Article by John Vetterli
If you happen to be new to tenkara, sooner or later you will run into the phrase “The ten colors of tenkara”. It basically means that if you ask ten tenkara anglers what tenkara is, you will get ten different answers.
This simple concept has been the root of at least two “Tenkara Wars” here in the United States.
The tenkara wars were a series of extremely heated online/social media arguments between tenkara anglers who want to pursue the “pure tenkara” and those anglers who want to explore fixed line fly fishing for a wider variety of fish species other than trout found in high mountain streams.
So, here’s my question for all of you.
Is there really a wrong way to fish tenkara?

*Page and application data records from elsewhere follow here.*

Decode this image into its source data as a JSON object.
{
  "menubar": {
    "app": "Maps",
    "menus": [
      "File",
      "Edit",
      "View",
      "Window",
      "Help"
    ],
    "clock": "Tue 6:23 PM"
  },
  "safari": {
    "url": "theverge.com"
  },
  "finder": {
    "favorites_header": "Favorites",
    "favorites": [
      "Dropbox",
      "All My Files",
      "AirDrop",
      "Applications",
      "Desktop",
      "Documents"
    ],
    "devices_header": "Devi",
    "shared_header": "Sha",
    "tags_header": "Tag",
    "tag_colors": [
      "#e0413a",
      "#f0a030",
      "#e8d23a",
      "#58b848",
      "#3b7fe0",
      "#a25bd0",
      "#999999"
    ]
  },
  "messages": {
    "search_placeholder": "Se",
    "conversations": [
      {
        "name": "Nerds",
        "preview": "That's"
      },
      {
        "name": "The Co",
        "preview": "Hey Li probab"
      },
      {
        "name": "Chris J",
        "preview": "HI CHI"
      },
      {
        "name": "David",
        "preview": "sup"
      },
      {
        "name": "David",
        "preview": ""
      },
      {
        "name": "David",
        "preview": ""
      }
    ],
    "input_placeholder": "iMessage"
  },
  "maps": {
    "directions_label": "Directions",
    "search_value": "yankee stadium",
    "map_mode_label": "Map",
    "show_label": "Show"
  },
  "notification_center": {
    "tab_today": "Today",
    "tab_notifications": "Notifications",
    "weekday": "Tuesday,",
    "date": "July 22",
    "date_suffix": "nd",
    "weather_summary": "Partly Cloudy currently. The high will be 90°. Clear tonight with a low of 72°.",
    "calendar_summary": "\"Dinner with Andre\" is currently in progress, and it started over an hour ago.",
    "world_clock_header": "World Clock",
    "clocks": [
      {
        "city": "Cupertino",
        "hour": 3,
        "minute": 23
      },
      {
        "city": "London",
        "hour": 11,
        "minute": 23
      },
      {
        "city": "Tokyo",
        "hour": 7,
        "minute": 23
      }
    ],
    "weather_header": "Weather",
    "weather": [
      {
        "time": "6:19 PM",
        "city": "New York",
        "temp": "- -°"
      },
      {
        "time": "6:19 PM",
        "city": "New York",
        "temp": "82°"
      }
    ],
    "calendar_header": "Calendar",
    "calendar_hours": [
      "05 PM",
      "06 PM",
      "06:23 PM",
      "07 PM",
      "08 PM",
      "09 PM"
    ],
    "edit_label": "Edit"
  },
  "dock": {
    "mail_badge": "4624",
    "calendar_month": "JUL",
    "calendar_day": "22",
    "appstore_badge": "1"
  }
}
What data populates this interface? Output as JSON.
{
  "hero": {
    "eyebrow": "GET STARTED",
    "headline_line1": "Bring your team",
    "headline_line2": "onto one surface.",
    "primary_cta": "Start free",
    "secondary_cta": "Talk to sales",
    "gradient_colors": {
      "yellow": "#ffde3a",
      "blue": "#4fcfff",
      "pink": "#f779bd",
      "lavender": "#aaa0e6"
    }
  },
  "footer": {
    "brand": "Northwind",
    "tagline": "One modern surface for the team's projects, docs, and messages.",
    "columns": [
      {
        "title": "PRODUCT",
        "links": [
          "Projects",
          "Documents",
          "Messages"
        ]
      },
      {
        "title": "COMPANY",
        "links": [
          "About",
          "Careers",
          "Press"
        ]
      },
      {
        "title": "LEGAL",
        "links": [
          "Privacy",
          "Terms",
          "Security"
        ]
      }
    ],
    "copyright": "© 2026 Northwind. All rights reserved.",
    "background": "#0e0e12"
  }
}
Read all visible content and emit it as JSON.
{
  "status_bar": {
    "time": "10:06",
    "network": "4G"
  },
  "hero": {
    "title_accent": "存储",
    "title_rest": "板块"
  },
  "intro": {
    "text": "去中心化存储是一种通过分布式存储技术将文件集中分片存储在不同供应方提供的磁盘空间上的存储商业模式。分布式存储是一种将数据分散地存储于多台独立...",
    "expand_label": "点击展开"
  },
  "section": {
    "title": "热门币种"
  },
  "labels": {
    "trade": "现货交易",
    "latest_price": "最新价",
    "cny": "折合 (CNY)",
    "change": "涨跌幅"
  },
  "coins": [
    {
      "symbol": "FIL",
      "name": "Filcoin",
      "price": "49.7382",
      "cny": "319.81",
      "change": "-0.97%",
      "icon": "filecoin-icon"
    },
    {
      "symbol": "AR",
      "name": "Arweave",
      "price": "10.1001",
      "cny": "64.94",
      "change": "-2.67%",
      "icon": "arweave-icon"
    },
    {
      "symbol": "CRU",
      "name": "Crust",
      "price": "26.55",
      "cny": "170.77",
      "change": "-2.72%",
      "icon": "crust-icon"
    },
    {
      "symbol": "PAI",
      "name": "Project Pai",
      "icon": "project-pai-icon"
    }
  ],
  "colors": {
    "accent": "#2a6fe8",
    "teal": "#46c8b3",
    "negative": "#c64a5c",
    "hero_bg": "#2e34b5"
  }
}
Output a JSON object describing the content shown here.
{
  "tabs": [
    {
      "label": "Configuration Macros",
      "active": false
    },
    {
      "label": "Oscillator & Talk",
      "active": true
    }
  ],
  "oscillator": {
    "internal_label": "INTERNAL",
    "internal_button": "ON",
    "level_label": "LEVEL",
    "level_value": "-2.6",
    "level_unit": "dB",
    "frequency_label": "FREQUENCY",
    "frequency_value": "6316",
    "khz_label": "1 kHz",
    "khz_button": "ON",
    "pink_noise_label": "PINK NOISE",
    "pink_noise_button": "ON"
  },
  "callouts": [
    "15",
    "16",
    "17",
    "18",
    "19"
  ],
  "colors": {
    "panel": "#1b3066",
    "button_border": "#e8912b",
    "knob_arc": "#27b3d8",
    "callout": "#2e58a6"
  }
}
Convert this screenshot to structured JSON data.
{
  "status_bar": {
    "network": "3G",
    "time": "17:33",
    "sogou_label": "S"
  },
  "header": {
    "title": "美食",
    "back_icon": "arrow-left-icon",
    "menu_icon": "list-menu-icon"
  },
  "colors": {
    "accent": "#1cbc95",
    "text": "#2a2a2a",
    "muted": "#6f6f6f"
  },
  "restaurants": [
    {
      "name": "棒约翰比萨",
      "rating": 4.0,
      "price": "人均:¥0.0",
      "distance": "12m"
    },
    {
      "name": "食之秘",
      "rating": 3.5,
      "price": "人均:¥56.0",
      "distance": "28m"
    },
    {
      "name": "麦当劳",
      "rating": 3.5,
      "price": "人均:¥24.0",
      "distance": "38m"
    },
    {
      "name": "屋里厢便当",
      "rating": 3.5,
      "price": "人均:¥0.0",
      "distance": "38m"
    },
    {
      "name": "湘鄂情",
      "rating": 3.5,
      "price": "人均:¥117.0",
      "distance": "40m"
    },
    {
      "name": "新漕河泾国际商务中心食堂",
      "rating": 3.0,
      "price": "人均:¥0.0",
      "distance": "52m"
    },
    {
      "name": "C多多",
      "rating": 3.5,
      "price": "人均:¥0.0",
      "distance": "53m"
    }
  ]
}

I think that before you answer that question, we need to discuss some definitions and terminology to help organize and develop a common language around tenkara as it is done outside of Japan and in particular here in the USA.
This is how I define a couple of things:
TENKARA: A system of fixed line fly fishing using a telescopic fishing rod made of either bamboo or synthetic fibers designed to cast a light line using a single or multiple set of artificial flies targeting trout/char in high gradient mountain streams. This style of tenkara closely follows the modern Japanese tenkara methods and philosophies.
FIXED LINE FLY FISHING: A system of fixed line fly fishing that can utilize telescopic fishing rod made of either bamboo or synthetic fibers that can be designed for fixed line mountain stream bait fishing, tenkara fly fishing as described above, and utilized for fly casting with either a single fly or multiple set of flies on a single line.
Water types and conditions can vary widely from mountain streams, large rivers, warm water ecosystems, lakes, and ponds. A wide variety of fish species may be targeted to include micro fishing, carp, trout, steelhead, bass, panfish, or salt water marine fish.
With all that on the table, there are two completely different types of fixed line fly fishing being done here in the USA. In Japan, there are dozens of specific fixed line fishing systems that are clearly defined and differentiated with specific rods and terminal tackle for each specific discipline of fixed line fishing.
Here in the United States, “tenkara” has become a generic term used for every type of fixed line fly fishing. In the beginning of tenkara here in the USA, we as a community of tenkara anglers dropped the ball and lumped everything together under one word. Now tenkara is akin to Kleenex. Kleenex is a brand of facial tissue and yet everyone refers to all facial tissue as Kleenex. Tenkara is any type of fishing using a telescopic fixed line rod.
Now, back to my original question, is there a wrong way to fish tenkara?
I don’t think there is, but that is just my opinion.
I do think it is important for us as a community of anglers to more clearly define if we are actually doing tenkara or fixed line fly fishing. One is not higher than the other. In my eyes they are equal yet individual.
How we further define the sport is becoming more important as the sport continues to grow. Clear definitions really help newcomers to our beloved sport and eliminate a lot of stupid arguments that drive people away from wanting to join in or even leave it behind altogether and search for some other outdoor pursuit with less drama.
I bounce back and forth from tenkara as practiced in Japan and fixed line fly fishing all the time. I don’t feel one is a superior art compared to the other, some days I want to catch big ass carp, some days I want to work on refining my mountain stream fishing techniques, and other days, euronymphing is what works best so I’ll switch my line rig to suit that.
As long as you are getting out there and enjoying your fishing however you choose to do it is the right way.
John Vetterli is one of the founders of Tenkara Guides LLC. His story? He likes to fish with his friends Erik & Rob. Yeah, that’s about it.
This article originally appeared in the Summer 2017 issue of Tenkara Angler magazine.
Do you have a story to tell? A photo to share? A fly recipe that’s too good to keep secret? If you would like to contribute content to Tenkara Angler, click HERE for more details.